## Task instructions
For every line in the data below, check for the word "false", then state how many lines have it. Answer with the number only.
--------
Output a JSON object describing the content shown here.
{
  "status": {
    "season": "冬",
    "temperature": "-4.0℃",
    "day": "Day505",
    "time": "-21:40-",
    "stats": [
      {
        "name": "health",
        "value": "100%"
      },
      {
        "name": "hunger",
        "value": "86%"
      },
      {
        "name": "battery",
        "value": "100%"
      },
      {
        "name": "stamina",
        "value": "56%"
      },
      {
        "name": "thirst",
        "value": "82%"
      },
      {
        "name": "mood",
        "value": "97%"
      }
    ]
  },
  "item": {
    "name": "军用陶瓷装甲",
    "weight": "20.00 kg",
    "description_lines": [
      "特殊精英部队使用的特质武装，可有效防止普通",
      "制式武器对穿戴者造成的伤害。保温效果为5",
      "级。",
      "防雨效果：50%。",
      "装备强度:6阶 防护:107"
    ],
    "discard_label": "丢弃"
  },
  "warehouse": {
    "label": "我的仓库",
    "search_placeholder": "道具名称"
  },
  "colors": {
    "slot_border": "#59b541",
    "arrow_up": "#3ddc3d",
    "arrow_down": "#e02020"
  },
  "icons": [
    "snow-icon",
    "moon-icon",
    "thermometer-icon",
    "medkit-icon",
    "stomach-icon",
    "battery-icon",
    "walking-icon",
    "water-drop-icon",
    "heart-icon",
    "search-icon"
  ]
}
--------
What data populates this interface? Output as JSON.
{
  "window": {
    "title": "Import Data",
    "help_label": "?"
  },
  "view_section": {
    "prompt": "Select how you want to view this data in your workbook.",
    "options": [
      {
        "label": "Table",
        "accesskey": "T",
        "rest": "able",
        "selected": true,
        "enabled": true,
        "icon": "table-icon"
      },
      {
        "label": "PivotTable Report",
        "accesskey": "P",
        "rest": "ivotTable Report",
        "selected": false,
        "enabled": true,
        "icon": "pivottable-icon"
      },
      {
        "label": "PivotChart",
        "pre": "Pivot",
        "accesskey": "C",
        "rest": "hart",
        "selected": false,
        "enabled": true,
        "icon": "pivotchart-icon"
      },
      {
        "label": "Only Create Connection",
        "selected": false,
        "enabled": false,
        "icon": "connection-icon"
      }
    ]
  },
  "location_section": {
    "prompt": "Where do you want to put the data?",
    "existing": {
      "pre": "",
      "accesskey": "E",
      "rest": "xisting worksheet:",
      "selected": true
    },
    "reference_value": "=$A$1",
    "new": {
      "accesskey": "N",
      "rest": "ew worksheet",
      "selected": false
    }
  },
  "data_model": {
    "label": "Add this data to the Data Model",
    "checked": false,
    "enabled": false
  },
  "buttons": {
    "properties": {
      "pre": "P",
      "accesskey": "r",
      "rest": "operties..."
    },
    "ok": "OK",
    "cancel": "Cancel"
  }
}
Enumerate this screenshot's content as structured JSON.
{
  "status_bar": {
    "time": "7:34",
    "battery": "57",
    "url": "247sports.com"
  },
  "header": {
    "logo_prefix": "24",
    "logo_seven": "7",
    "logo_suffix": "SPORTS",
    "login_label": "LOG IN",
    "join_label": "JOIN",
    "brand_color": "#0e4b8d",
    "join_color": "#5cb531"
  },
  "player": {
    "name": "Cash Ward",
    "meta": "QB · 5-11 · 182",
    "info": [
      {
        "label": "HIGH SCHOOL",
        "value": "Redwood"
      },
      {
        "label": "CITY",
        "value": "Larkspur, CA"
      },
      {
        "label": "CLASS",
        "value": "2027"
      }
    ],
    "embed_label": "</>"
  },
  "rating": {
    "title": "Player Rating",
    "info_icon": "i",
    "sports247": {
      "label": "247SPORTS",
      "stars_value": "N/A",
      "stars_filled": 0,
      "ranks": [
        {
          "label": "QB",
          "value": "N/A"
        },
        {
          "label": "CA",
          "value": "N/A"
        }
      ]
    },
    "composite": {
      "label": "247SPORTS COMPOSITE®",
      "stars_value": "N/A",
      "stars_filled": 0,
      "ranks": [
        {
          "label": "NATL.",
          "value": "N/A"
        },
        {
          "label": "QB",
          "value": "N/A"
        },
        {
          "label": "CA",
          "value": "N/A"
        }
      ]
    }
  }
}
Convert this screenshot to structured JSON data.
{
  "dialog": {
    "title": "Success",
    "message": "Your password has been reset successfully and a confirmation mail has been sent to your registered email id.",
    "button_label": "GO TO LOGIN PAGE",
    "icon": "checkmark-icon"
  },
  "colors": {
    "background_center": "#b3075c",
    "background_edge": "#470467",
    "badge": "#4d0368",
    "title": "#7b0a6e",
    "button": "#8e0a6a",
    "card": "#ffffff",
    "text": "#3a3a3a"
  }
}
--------
## Solution to this problem
7